  3. You have nice details.. Two legs in a flowerbed. Whose? And that fat David (the head like Michelangelos David statue has, but..) Funny things. Beautiful flowers, a lot of them and fine pictures!

    1. Thank you so much. I like to laugh in my garden.

  4. So much interesting and beautiful stuff to look at. Great garden objects (if that's the right word), especially the gnome in a birdcage and fat David. So many great plants, I really like the yellow brugmansia and the different types of clematis.

    1. Glad you enjoyed the stuff and the plants. I have fun with it.

  5. Thanks for this wonderful walk through your garden! I really enjoyed it. That was one of my dad's favorite hymns. Where did you get your electric fence? I need one of those for my stream, maybe it will keep the raccoons out. Maybe it'll convince them they don't want to spend any more time in my garden because of its bad juju. That Trevesia is cool, kind of like a weird mutant Acanthus.

    1. Glad you enjoyed the walk. I got the electric fence kit at Hoshi Koi just off River Road. The lady who runs the place suggested it and it has been quite effective. I had tried the electric eye water squirting thing but the racoons figured out where it would shoot and entered the pond from another angle. I swear that one of them got out a bar of soap and was enjoying the shower. It's hard to tell from the picture of the single leaf that Trevesia is in the aralia family and resembles its cousins Fatsia and Schfflera in that it has large petioles emerging from a main trunk ending in a single leaf. I got this one from Dragonfly Farms a few years ago & it came from San Marcos Growers. Sometimes Logee's has them if you call and ask.

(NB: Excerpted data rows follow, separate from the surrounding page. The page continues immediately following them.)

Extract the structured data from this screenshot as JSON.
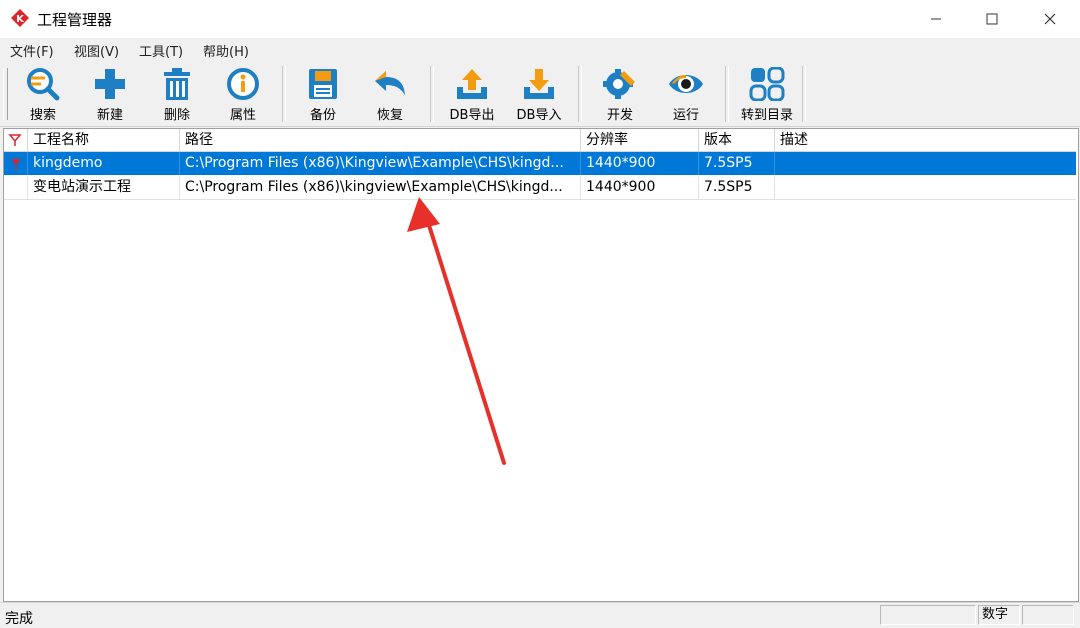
{
  "window": {
    "title": "工程管理器"
  },
  "menu": [
    "文件(F)",
    "视图(V)",
    "工具(T)",
    "帮助(H)"
  ],
  "toolbar": {
    "search": "搜索",
    "new": "新建",
    "delete": "删除",
    "properties": "属性",
    "backup": "备份",
    "restore": "恢复",
    "db_export": "DB导出",
    "db_import": "DB导入",
    "develop": "开发",
    "run": "运行",
    "goto_dir": "转到目录"
  },
  "table": {
    "columns": [
      "工程名称",
      "路径",
      "分辨率",
      "版本",
      "描述"
    ],
    "rows": [
      {
        "name": "kingdemo",
        "path": "C:\\Program Files (x86)\\Kingview\\Example\\CHS\\kingd...",
        "resolution": "1440*900",
        "version": "7.5SP5",
        "desc": "",
        "selected": true
      },
      {
        "name": "变电站演示工程",
        "path": "C:\\Program Files (x86)\\kingview\\Example\\CHS\\kingd...",
        "resolution": "1440*900",
        "version": "7.5SP5",
        "desc": "",
        "selected": false
      }
    ]
  },
  "status": {
    "text": "完成",
    "numlock": "数字"
  },
  "colors": {
    "selection": "#0078d7",
    "accent_orange": "#f39c12",
    "icon_blue": "#1e7fc4",
    "arrow": "#e8302a"
  }
}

Thanks so much for taking the time to comment! I love to hear your thoughts.